• **ACTIVITY**
Scan the listing below and copy every line holding "details".

····················

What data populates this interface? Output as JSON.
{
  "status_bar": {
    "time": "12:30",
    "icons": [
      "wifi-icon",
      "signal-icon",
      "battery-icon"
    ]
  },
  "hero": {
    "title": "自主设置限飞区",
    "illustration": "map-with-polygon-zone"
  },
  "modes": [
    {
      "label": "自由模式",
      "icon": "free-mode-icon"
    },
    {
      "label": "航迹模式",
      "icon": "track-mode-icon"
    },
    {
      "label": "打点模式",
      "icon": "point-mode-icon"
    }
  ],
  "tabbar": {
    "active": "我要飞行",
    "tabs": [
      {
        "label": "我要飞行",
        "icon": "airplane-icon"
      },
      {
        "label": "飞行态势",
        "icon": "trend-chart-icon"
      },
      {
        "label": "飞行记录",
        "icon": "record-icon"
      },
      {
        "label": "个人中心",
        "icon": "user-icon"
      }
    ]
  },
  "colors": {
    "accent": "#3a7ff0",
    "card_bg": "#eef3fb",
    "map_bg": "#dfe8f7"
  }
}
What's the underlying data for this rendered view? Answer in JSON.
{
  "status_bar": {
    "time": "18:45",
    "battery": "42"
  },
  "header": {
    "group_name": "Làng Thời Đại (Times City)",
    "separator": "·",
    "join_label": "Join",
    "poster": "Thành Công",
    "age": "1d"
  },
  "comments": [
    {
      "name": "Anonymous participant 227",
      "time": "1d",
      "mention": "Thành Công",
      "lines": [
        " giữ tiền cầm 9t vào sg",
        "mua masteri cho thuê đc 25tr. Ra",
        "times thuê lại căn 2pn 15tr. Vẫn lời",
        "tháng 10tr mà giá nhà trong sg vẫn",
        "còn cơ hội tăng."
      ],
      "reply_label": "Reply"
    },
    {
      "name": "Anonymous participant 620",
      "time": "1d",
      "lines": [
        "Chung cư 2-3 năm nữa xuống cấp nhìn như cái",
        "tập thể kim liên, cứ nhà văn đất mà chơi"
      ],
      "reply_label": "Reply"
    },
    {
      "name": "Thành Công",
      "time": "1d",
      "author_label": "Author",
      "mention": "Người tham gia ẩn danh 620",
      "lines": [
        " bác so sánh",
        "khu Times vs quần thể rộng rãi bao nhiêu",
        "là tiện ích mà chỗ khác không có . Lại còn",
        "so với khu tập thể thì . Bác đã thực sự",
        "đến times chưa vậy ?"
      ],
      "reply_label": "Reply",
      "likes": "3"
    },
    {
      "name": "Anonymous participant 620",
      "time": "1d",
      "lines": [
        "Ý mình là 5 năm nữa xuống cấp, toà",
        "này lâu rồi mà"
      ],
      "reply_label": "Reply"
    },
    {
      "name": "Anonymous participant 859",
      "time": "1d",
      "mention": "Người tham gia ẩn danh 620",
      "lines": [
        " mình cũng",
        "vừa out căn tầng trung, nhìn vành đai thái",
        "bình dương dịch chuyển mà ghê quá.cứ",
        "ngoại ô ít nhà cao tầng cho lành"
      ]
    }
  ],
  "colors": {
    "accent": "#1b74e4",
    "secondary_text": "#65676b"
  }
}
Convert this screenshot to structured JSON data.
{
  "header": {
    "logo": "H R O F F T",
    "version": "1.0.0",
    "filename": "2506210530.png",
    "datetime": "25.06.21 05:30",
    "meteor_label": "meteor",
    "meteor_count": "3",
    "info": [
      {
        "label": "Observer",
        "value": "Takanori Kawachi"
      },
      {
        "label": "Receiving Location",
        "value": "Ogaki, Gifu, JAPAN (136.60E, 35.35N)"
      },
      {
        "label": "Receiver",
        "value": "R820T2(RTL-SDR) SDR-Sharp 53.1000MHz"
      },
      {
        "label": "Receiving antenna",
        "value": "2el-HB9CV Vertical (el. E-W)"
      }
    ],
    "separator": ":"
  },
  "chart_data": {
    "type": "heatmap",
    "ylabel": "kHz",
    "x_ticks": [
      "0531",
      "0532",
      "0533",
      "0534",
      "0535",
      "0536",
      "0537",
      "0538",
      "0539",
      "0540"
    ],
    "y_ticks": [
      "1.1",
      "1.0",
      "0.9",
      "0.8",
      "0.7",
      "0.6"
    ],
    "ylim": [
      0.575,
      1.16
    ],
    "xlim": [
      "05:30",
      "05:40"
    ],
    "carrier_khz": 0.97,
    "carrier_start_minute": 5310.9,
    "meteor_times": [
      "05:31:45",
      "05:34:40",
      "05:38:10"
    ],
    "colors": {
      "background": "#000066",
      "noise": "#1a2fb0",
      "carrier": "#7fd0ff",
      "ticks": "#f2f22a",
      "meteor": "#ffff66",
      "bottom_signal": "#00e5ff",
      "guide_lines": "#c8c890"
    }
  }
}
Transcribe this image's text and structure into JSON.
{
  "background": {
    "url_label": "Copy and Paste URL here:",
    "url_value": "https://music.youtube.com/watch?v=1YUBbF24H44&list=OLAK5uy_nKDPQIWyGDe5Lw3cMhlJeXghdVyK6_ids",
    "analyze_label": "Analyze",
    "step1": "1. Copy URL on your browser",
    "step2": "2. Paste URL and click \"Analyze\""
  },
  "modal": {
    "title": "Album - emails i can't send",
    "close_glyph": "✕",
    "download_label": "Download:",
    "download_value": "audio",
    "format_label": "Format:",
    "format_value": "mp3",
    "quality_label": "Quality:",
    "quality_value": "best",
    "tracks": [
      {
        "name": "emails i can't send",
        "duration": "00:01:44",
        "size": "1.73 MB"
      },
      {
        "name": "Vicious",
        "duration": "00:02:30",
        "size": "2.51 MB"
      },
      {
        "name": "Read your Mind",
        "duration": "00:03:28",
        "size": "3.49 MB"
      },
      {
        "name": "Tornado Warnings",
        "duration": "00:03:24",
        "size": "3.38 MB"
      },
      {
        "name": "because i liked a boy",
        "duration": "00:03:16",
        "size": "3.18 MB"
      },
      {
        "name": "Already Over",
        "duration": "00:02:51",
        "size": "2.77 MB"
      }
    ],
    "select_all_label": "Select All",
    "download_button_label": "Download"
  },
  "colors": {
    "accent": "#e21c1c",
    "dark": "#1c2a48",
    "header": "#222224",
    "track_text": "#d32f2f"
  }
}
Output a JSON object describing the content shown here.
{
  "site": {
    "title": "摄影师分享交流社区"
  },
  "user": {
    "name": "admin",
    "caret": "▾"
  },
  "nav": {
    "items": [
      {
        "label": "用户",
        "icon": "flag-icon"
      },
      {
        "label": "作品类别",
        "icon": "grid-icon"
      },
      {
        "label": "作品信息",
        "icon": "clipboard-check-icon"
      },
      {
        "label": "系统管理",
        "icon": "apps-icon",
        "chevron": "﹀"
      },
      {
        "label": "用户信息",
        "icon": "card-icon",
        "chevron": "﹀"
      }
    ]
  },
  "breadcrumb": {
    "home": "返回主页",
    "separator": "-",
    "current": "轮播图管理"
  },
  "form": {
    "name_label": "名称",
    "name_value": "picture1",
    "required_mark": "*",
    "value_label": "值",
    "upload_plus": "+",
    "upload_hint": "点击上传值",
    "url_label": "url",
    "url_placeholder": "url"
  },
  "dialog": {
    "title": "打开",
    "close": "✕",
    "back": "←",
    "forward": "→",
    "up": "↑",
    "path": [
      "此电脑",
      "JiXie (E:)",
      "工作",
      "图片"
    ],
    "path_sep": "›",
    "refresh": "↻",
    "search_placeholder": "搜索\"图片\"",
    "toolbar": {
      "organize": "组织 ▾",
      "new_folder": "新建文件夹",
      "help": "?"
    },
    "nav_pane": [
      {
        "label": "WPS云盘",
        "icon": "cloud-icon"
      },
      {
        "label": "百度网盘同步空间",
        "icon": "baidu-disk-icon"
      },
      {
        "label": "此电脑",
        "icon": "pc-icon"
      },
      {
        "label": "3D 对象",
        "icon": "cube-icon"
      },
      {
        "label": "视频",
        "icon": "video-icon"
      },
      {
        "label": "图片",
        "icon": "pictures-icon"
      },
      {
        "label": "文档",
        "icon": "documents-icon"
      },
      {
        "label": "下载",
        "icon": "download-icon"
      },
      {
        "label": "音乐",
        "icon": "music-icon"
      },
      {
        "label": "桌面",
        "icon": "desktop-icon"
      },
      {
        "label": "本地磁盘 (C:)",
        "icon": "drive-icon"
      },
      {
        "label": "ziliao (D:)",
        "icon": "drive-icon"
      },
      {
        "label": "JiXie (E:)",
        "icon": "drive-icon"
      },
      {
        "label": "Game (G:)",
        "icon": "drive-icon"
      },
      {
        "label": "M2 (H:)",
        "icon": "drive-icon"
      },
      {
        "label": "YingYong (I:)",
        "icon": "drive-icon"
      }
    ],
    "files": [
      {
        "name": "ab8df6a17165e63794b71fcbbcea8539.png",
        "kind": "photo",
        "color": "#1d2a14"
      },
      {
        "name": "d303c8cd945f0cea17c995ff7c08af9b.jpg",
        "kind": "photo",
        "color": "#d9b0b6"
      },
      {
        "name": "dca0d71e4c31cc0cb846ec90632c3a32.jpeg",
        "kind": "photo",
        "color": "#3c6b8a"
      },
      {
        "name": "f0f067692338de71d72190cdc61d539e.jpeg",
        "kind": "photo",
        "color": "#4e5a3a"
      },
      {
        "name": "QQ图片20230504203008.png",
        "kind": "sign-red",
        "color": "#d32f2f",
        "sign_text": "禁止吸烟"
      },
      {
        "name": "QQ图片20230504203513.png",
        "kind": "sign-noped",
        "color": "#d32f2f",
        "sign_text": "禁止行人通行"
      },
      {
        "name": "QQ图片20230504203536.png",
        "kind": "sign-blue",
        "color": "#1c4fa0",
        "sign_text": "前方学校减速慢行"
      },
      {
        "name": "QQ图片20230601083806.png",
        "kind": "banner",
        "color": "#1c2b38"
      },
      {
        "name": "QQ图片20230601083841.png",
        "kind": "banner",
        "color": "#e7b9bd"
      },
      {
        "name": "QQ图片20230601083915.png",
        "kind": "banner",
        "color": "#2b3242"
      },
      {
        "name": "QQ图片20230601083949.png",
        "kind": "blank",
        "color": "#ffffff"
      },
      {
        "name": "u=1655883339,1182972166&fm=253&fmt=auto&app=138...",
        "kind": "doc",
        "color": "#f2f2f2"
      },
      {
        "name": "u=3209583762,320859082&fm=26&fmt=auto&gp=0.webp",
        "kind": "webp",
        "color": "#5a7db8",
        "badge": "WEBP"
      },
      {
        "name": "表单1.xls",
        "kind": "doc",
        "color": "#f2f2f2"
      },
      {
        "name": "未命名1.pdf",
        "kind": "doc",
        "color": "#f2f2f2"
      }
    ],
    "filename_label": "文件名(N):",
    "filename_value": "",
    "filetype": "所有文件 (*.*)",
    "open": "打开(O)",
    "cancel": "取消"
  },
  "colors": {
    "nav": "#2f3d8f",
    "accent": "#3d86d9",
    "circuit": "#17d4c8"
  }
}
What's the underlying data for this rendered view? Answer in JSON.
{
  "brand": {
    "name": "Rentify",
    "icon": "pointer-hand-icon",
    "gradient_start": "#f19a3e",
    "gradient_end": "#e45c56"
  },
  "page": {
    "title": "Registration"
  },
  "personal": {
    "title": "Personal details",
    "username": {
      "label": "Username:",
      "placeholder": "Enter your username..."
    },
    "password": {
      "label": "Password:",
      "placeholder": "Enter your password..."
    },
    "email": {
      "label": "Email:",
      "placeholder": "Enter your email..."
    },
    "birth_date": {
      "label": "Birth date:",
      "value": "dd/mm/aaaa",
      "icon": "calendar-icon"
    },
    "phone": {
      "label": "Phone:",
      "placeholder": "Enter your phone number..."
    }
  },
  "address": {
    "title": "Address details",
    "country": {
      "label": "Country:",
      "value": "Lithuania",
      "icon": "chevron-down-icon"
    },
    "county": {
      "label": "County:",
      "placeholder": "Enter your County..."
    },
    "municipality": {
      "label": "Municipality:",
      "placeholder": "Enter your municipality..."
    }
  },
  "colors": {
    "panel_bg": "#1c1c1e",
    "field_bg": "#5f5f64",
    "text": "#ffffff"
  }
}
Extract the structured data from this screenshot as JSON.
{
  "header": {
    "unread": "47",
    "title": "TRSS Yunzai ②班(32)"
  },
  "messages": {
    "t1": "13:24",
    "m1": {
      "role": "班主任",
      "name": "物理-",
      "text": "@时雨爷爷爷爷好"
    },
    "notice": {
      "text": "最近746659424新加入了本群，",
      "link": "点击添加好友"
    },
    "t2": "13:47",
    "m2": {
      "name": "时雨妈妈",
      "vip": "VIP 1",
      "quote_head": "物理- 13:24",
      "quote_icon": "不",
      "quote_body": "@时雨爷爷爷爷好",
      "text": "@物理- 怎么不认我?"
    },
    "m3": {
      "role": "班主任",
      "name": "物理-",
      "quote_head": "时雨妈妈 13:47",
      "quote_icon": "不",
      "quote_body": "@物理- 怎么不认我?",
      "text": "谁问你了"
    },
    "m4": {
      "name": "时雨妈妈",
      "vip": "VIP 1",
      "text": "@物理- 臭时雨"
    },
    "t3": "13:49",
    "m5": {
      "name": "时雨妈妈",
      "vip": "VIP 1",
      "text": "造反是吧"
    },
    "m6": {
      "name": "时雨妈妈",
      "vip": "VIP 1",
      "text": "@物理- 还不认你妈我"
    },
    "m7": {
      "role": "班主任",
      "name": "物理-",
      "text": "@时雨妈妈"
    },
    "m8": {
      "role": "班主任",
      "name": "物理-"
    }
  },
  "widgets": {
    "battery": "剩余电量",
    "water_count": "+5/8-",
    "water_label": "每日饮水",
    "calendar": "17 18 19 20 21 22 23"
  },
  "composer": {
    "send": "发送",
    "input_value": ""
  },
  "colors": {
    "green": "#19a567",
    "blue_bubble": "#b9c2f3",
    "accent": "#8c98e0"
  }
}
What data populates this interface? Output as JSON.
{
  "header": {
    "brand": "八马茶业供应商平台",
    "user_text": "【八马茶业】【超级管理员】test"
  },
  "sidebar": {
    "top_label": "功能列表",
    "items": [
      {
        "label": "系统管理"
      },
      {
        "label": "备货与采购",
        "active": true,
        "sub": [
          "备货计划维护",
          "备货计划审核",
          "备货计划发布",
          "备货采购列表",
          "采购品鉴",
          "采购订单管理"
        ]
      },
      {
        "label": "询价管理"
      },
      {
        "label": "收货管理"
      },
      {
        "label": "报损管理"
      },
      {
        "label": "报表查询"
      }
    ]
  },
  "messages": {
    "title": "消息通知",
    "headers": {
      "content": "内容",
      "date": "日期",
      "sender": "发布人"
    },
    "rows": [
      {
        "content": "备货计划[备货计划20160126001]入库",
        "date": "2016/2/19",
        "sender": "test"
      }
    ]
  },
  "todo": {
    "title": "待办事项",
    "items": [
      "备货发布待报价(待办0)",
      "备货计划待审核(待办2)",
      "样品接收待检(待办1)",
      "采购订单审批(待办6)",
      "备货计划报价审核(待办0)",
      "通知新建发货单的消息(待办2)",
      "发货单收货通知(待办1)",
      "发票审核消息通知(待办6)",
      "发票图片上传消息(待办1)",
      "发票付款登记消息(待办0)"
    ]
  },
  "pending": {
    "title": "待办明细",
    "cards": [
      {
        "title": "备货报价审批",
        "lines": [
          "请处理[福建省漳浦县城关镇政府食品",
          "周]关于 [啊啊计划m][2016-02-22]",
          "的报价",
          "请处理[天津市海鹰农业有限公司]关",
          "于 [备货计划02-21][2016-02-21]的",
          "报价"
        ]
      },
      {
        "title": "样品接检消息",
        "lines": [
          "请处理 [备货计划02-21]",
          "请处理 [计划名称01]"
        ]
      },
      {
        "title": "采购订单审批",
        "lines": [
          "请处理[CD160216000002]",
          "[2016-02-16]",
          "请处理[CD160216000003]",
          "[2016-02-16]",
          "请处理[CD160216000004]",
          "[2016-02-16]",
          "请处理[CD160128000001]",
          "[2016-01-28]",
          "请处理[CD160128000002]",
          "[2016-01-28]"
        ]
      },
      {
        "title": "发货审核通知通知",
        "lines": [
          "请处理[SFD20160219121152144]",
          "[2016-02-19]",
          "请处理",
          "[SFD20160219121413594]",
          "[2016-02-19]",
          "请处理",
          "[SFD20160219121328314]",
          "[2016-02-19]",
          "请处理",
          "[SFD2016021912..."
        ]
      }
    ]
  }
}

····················

• **TASK RESPONSE**
    "title": "Personal details",
    "title": "Address details",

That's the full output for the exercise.